Market watch: Anatomy of a bull run
This bull run may be the biggest and strongest we have ever seen in our history but the level of investor participation has perhaps been the least, writes Udayan Mukherjee.
Wow. That was all I could say at the end of trade on Tuesday. Amazed, astounded, overwhelmed. Am generally of a bullish disposition and a complete believer in this structural bull market--which I try to temper periodically for a more objective outlook--yet am taken aback at the ferocity of this move. On Tuesday, the move was of historic proportions, not simply because the Sensex cleared 18,000 but because it seemed to have shed much of its baggage.
Two years ago, could one even conceive that the market would post its biggest rally ever amid a real possibility of the government being pulled down and mid-term polls? I doubt it very much. Sceptics would argue that this is "dumb" money that does not understand the realities of electoral possibilities. While there may be a grain of truth in that, my feeling is that the markets have moved beyond politics and politicians. Unless it is faced with something as dire as a Third Front government, politics has perhaps lost its ability to break the back of this market. Tuesday may have been proof of that.
The Sensex at 18,000 is on every newspaper this morning. Logically, Indian households should be celebrating, but my guess is that they are not. On the contrary, they would be feeling left out. There is no Harshad Mehta or Ketan Parekh type mass hysteria in the country today. Far from it. This bull run may be the biggest and strongest we have ever seen in our history but the level of investor participation has perhaps been the least. Direct stock ownership is woefully low compared to the bull runs of yesteryear. That is why we have these frequent calls for correction at every higher level and the utter scepticism and disbelief we hear around us. Tuesday’s move is a message to those who are still waiting: the perils of waiting for a dip in a bull market are well documented in history.

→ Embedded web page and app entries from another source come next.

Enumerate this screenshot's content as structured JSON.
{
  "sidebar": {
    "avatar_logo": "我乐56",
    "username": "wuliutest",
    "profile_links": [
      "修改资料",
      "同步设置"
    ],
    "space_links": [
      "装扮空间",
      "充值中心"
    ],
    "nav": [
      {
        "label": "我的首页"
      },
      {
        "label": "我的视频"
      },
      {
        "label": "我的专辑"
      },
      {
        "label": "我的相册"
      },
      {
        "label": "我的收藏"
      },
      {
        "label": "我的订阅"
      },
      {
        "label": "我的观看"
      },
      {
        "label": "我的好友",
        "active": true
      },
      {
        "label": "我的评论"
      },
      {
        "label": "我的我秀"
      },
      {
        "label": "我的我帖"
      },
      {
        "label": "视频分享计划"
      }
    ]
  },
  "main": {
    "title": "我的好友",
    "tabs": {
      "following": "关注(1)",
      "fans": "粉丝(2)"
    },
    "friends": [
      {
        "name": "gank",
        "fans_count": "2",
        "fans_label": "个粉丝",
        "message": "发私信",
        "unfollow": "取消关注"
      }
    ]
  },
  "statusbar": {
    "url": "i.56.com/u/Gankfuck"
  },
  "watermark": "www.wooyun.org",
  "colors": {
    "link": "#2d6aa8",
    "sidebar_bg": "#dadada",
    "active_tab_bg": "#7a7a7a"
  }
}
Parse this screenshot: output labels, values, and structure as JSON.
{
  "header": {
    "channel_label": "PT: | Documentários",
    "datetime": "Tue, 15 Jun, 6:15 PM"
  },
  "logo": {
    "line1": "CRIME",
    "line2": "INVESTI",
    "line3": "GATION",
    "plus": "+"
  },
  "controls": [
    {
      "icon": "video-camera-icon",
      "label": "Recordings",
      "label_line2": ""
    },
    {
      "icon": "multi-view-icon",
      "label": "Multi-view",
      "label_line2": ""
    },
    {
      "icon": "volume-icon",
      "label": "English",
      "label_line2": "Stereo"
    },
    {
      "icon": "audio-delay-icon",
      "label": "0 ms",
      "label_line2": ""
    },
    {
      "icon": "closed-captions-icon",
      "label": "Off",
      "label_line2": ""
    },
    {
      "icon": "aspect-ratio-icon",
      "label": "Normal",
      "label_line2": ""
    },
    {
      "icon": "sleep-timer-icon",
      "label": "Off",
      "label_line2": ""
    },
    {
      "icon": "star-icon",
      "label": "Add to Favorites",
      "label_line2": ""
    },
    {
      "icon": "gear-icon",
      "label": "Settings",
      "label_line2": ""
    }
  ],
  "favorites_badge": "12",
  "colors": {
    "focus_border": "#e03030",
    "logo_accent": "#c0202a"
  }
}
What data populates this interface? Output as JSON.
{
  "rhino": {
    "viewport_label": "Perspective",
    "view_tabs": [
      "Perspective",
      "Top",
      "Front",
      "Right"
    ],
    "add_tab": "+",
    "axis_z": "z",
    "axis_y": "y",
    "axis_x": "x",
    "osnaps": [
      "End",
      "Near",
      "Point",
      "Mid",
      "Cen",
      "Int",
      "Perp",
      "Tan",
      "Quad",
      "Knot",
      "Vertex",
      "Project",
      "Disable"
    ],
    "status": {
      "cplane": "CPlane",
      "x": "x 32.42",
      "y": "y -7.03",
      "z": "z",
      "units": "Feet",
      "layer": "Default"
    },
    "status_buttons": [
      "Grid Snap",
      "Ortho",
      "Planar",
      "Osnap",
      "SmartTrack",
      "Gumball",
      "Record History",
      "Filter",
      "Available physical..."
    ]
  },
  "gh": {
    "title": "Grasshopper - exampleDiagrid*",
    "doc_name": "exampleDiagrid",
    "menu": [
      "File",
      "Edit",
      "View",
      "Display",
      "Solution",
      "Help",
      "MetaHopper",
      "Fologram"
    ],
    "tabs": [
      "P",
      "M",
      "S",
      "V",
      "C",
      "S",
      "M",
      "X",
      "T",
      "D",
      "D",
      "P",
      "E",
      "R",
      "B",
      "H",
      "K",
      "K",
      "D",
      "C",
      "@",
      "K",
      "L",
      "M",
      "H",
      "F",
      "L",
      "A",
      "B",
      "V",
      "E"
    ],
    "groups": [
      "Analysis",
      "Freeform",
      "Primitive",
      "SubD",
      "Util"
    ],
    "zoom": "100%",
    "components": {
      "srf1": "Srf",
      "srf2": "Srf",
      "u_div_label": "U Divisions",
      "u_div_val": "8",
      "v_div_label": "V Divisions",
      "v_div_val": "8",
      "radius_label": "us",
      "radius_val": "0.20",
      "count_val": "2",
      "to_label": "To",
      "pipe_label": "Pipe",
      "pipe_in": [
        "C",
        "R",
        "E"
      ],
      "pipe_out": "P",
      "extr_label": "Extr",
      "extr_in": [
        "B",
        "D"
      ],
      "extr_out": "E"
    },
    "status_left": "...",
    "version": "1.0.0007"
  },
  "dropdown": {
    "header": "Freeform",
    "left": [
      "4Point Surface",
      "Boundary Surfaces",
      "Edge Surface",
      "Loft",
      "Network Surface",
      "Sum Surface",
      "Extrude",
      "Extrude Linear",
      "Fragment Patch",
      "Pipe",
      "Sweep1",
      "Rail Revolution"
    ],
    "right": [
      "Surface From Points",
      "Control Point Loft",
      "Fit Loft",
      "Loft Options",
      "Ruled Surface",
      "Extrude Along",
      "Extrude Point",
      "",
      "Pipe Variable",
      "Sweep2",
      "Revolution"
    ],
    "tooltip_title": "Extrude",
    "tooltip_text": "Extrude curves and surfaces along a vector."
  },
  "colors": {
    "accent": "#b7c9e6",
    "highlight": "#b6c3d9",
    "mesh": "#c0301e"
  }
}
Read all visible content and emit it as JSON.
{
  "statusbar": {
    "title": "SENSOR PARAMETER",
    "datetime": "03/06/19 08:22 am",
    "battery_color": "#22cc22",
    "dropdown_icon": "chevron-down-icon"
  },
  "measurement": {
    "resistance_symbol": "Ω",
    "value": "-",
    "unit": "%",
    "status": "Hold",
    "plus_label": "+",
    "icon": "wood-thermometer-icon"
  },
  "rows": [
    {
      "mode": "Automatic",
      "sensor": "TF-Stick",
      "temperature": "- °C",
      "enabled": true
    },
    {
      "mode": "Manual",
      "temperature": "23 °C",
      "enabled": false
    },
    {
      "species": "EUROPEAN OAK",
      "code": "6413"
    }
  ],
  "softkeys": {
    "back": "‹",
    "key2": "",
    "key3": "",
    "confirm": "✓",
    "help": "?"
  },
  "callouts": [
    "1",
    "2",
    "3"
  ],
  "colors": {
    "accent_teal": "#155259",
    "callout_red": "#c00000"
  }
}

Sadly, despite the many falls and pullbacks to higher peaks, this lesson has not been learnt. So, as we look at the market today, along with the elation I feel is a sense of regret that the good old Indian household is still fighting shy of this wonderful bull run and is probably leaving it till too late.
(The writer is Executive Editor, CNBC-TV 18)